Radical Cycle is also the title of a CD from Dani & Sageev Oore, a pair of musical brothers. Dani plays the saxophone, Sageev plays the piano. The CD resembles a song cycle even though there are no vocals.
Listening to the CD the first time, I was more aware of the radical than the cyclical.
Does repetition make the radical normative in some sense? Could one take something edgy, and by repeating it, get accustomed to it? Where the cycle is actually a cycle of musical compositions, and it’s on a CD that you can listen to repeatedly, there’s a possibility to test this proposition, investigating what happens when you repeat the radical.
Hm, that’s almost exactly what I asked myself listening to the CD.
First time? Not knowing where it was going there was a great deal of edginess, alright, because of the contrast between the tracks, unmitigated by any familiarity.
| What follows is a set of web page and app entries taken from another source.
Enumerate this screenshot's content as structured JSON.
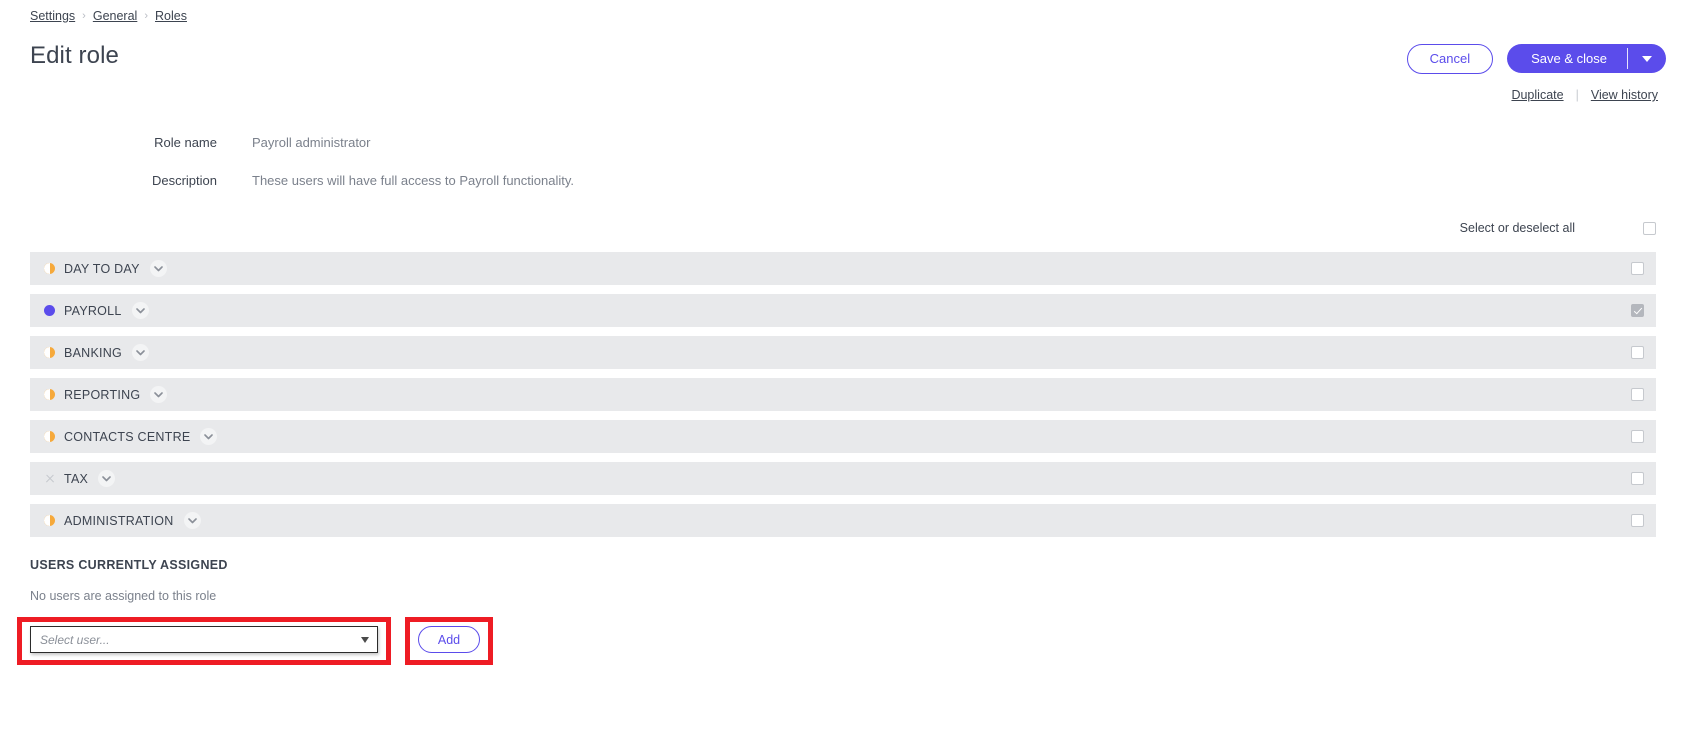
{
  "breadcrumb": {
    "items": [
      {
        "label": "Settings"
      },
      {
        "label": "General"
      },
      {
        "label": "Roles"
      }
    ],
    "separator": "›"
  },
  "header": {
    "title": "Edit role",
    "cancel_label": "Cancel",
    "save_label": "Save & close",
    "save_caret_icon": "chevron-down-icon",
    "duplicate_label": "Duplicate",
    "view_history_label": "View history",
    "link_separator": "|"
  },
  "form": {
    "role_name_label": "Role name",
    "role_name_value": "Payroll administrator",
    "description_label": "Description",
    "description_value": "These users will have full access to Payroll functionality."
  },
  "permissions": {
    "select_all_label": "Select or deselect all",
    "select_all_checked": false,
    "chevron_icon": "chevron-down-icon",
    "rows": [
      {
        "label": "DAY TO DAY",
        "status": "half",
        "status_icon": "half-circle-icon",
        "checked": false
      },
      {
        "label": "PAYROLL",
        "status": "full",
        "status_icon": "full-circle-icon",
        "checked": true
      },
      {
        "label": "BANKING",
        "status": "half",
        "status_icon": "half-circle-icon",
        "checked": false
      },
      {
        "label": "REPORTING",
        "status": "half",
        "status_icon": "half-circle-icon",
        "checked": false
      },
      {
        "label": "CONTACTS CENTRE",
        "status": "half",
        "status_icon": "half-circle-icon",
        "checked": false
      },
      {
        "label": "TAX",
        "status": "none",
        "status_icon": "cross-icon",
        "checked": false
      },
      {
        "label": "ADMINISTRATION",
        "status": "half",
        "status_icon": "half-circle-icon",
        "checked": false
      }
    ]
  },
  "users": {
    "heading": "USERS CURRENTLY ASSIGNED",
    "empty_text": "No users are assigned to this role",
    "select_placeholder": "Select user...",
    "select_value": "",
    "add_label": "Add"
  },
  "colors": {
    "accent": "#5b4ceb",
    "row_background": "#e8e9eb",
    "partial_status": "#f6a93b",
    "highlight": "#ee1c24"
  }
}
When I listened to the CD a second time, I started to perceive it as a cycle. I couldn’t tell if it had been conceived this way, or assembled from pre-existing elements. But with each listening I got accustomed to it, and its edginess became something I could live with, the contours of a shape i could fathom and even learn to like.
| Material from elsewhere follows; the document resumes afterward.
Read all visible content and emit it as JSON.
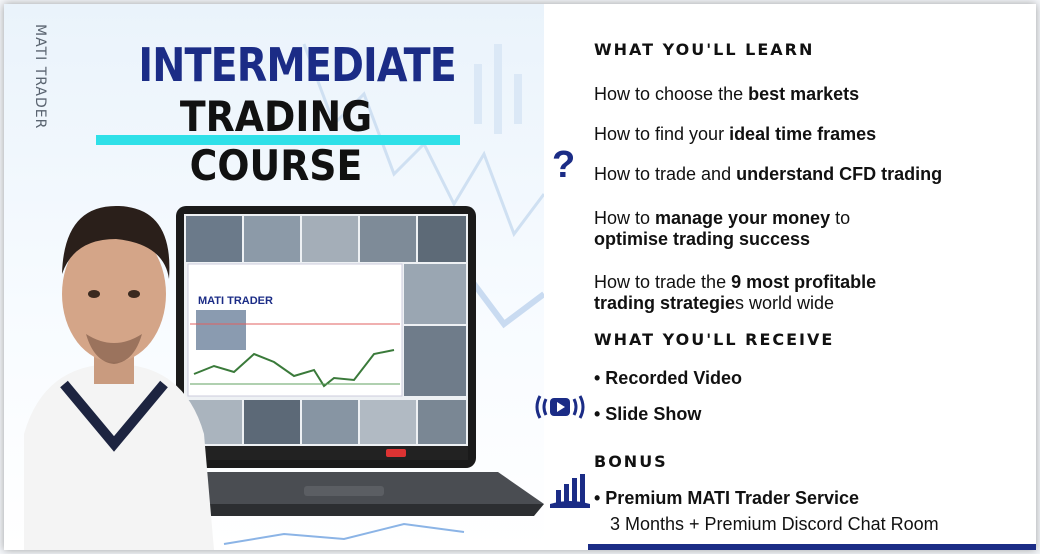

The compositions range across several styles, which is at least part of the “radical”. Classical songs are channelled in several shapes, sometimes with a jazzy flavour, sometimes klezmer. Dani’ s sax sometimes shows a breathy sound resembling a human voice, sometimes the tragic-comical klezmer sound of the clarinet, sometimes a more conventionally jazzy sound.
My favourite track is a curious fusion of two romantic compositions, namely Schumann’s “Träumerei” (from Kinderszenen) and Schubert’s song “Gretchen am Spinnrade.” The paraphrase of the two pieces combine elegantly, a natural kind of segue as if the day-dreams of the Schumann lead us to the troubled thoughts of Gretchen in the Schubert lied. I can’t really get across how deep it is, only that I didn’t expect it to work so well. While the piece was likely an outgrowth of their jazz work, it’s a curious fusion of styles, in its way the epitome of anything you’d find on this CD.
Speaking of cycles, it’s now a pleasure to keep the CD in circulation in the car playing it repeatedly.
Tuesday October 2nd, the Brothers Oore bring their unique fusion of styles to the Richard Bradshaw Amphitheatre, a free noon-hour concert.